The main structure of our written language involves speaking or writing in sentences. Sometimes we can get away with using sentence fragments, a word or two to get the meaning across, or to emphasize something, but more often when we want no misunderstanding, especially in business, we use complete sentences.

With so many people texting, the use of conventional grammar and sentence structure is quickly falling away. Writing correctly is suddenly a bigger challenge than it once was.

I would like to offer a series of posts that discuss the use of “proper” grammar and sentence structure.

Today’s post is going to be simple, but we should start at the beginning.

What is a sentence?

We have sentences that serve various purposes.

Telling something or conveying an idea (declarative sentence):

My dog is a cocker spaniel.

Asking a question (interrogative sentence):

Do you like dogs?

Giving a command (imperative):

Feed my dog, please.

Expressing strong feeling (exclamatory sentence):
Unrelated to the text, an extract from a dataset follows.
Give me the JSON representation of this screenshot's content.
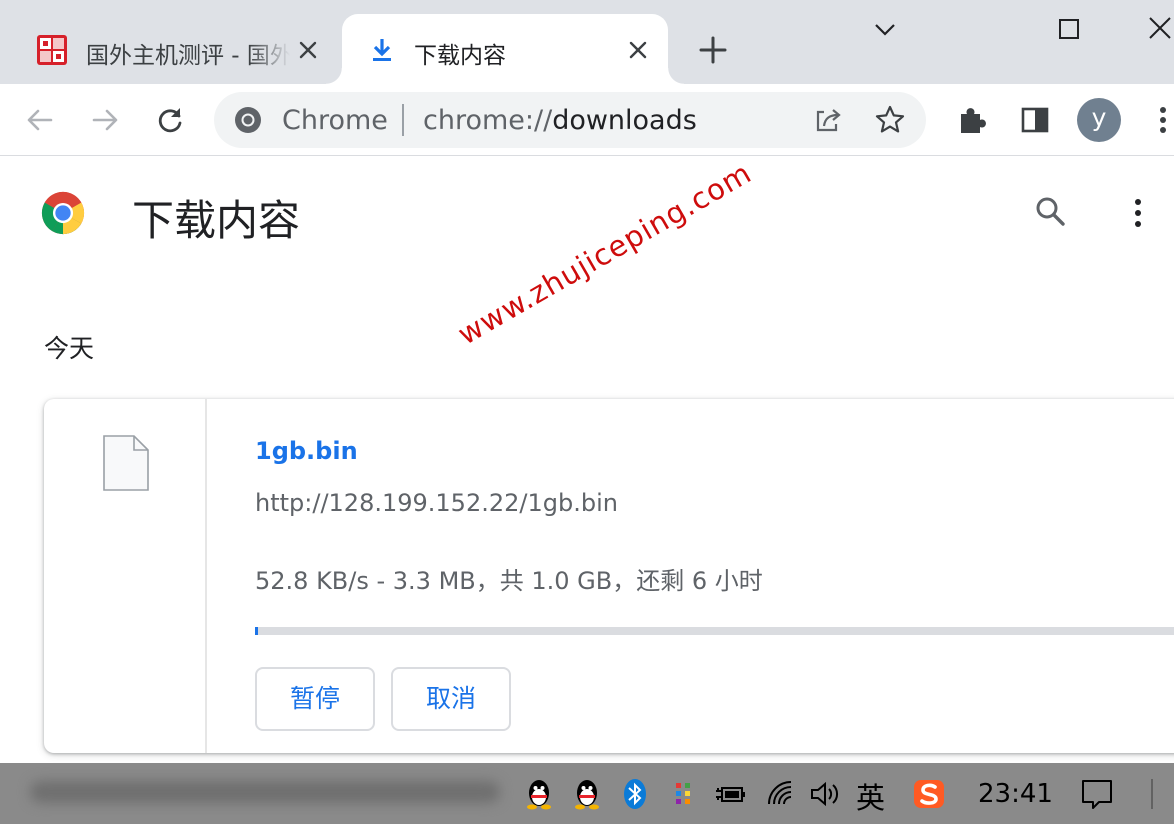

Watch out for the car!

 

In the declarative sentence we have two parts to the sentence; the subject and the predicate. The subject is either a noun or a pronoun (I, you, he, she, it, we, they), and the predicate is a verb.

Here are some examples. The subject is in red, and the predicate is in green.

Plants grow.

Children laugh.

They shout.

We run.

Those are pretty simple sentences. Often we use articles (a, an, the) in front of a noun. We also add modifiers to describe the nouns. These are called adjectives. Modifiers that describe the verb are called adverbs.

In the examples below, the adjectives will be blue and the adverbs will be orange.

The tropical plants grow vigorously.

The happy children laugh heartily.

 

More about sentence structure next time.